Truck Accidents

Truck Maintenance and Accidents: Who Is Liable?

Tractor-trailers undergo an enormous amount of wear and tear every single day, putting on hundreds more miles than the average passenger vehicle. That’s why the FMCSA has rigorous inspection requirements for tractor-trailers. What happens when a truck that has been poorly maintained—or not maintained at all—goes on to cause an accident?

If you’ve been injured because of a negligent trucking company or driver, you need the team at Bailey Javins & Carter behind you. Call us at 800-497-0234 to set up a consultation right away.

Trucking Companies’ Maintenance Responsibilities

Trucking companies are ultimately responsible for the safety and maintenance of their vehicles. At a bare minimum, they are responsible for meeting the guidelines set out by the FMCSA. However, that is the minimum—most responsible trucking companies will have more rigorous standards and protocols in place to ensure that unsafe vehicles are not hitting the road.

Companies should have strict requirements regarding truck inspections and what those inspections cover. An inspection should look for issues in areas that suffer significant wear and tear, such as brakes, tires, and the engine. It’s important that companies keep logs of these inspections so they can track any potential issues.

Even if a truck doesn’t have any obvious issues, it should still receive routine maintenance. This routine maintenance can prevent something more serious from going wrong. Trucks often need routine maintenance on their engine, brakes, and tires. Regular oil changes are also an important part of truck maintenance.

Companies also have an obligation to train their drivers on routine inspections, maintenance work, and how to report apparent safety issues. This creates a fleet of drivers who are empowered to catch safety defects and save lives.

Finally, trucking companies must take swift action to address any repair needs. When an issue is reported by a driver or mechanic, they must take reasonable steps to schedule a prompt repair.

A Driver’s Role in Maintenance

Drivers play an important part in truck safety. They are the ones who spend every day with their truck, so they are most likely to know when something isn’t quite right. Prior to each trip, they should perform an inspection that looks over the key components of the vehicle. They should document this inspection and report any irregularities to their employer.

Another important part of maintenance is ensuring that a truck is properly loaded. Even if the driver plays no role in the loading of their truck, they should be able to call out improper loading that can put too much strain on their vehicle and cause a crash.

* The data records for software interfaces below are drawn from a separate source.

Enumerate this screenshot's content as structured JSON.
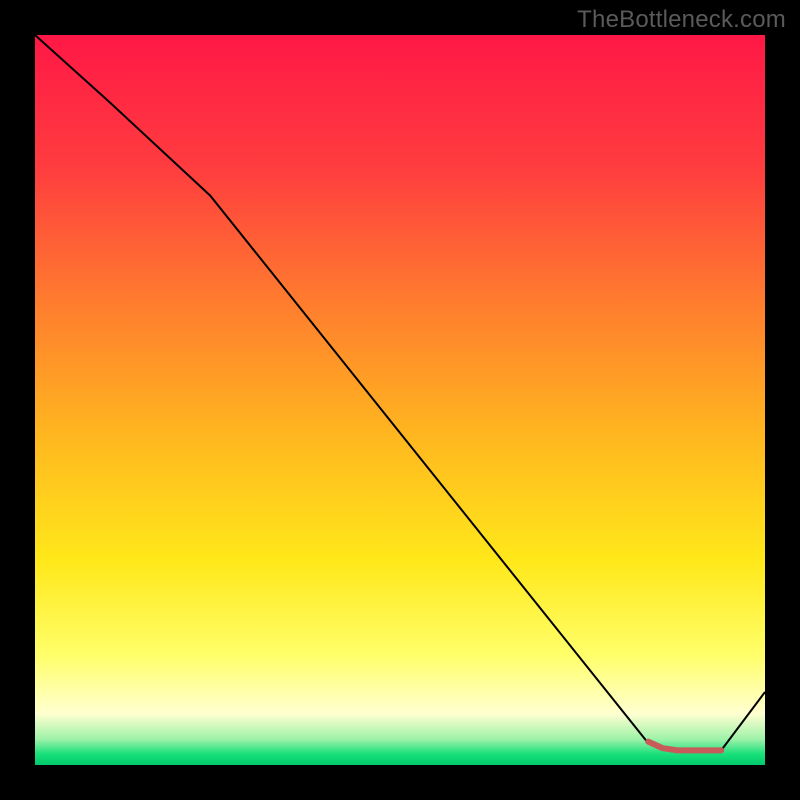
{
  "watermark": "TheBottleneck.com",
  "chart_data": {
    "type": "line",
    "title": "",
    "xlabel": "",
    "ylabel": "",
    "xlim": [
      0,
      100
    ],
    "ylim": [
      0,
      100
    ],
    "grid": false,
    "background_gradient": {
      "stops": [
        {
          "offset": 0.0,
          "color": "#ff1846"
        },
        {
          "offset": 0.18,
          "color": "#ff3c3f"
        },
        {
          "offset": 0.36,
          "color": "#ff7a2f"
        },
        {
          "offset": 0.55,
          "color": "#ffb71f"
        },
        {
          "offset": 0.72,
          "color": "#ffe81a"
        },
        {
          "offset": 0.85,
          "color": "#ffff6a"
        },
        {
          "offset": 0.93,
          "color": "#ffffd0"
        },
        {
          "offset": 0.965,
          "color": "#9cf2a8"
        },
        {
          "offset": 0.985,
          "color": "#18e07a"
        },
        {
          "offset": 1.0,
          "color": "#00c96b"
        }
      ]
    },
    "series": [
      {
        "name": "bottleneck-curve",
        "stroke": "#000000",
        "stroke_width": 2,
        "x": [
          0,
          10,
          24,
          84,
          88,
          94,
          100
        ],
        "y": [
          100,
          91,
          78,
          3,
          2,
          2,
          10
        ]
      },
      {
        "name": "optimal-range-marker",
        "stroke": "#c85a5a",
        "stroke_width": 6,
        "linecap": "round",
        "x": [
          84,
          86,
          88,
          90,
          92,
          94
        ],
        "y": [
          3.2,
          2.3,
          2.0,
          2.0,
          2.0,
          2.0
        ]
      }
    ]
  }
}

In-route inspections are often required on long-haul trips. Inspections conducted throughout a long trip can catch growing issues and allow a driver to address them before they are serious enough to cause a collision.

Just like trucking companies must, truck drivers are expected to adhere to all federal regulations when it comes to vehicle inspection and maintenance. On top of that, they should uphold their employer’s standards and protocols. These standards and protocols can be stricter than federal regulations, but can never be more lax than those regulations.

When Maintenance Isn’t Enough—Vehicle Defects

In most cases, trucking companies are liable when their lack of maintenance leads to an accident. However, there are scenarios in which liability lies with the manufacturer. No matter how routinely a company performs inspections, it may not be enough to catch inherent flaws in a vehicle. Because these flaws are unexpected and are often invisible until they actually cause a crash, trucking companies aren’t always liable. 

When a crash is caused by a faulty component or truck, liability will lie with the manufacturer. Your attorney is required to show that the manufacturer either knew about the defect or could have been expected to know about the defect had they done proper safety testing.

Reach Out to Bailey Javins & Carter to Start Your Truck Accident Claim

No matter what caused your truck accident, you’re likely left with injuries, a damaged car, and no clue of what you should do next. Let us help you. Set up a consultation right away by getting in touch online or calling us at 800-497-0234.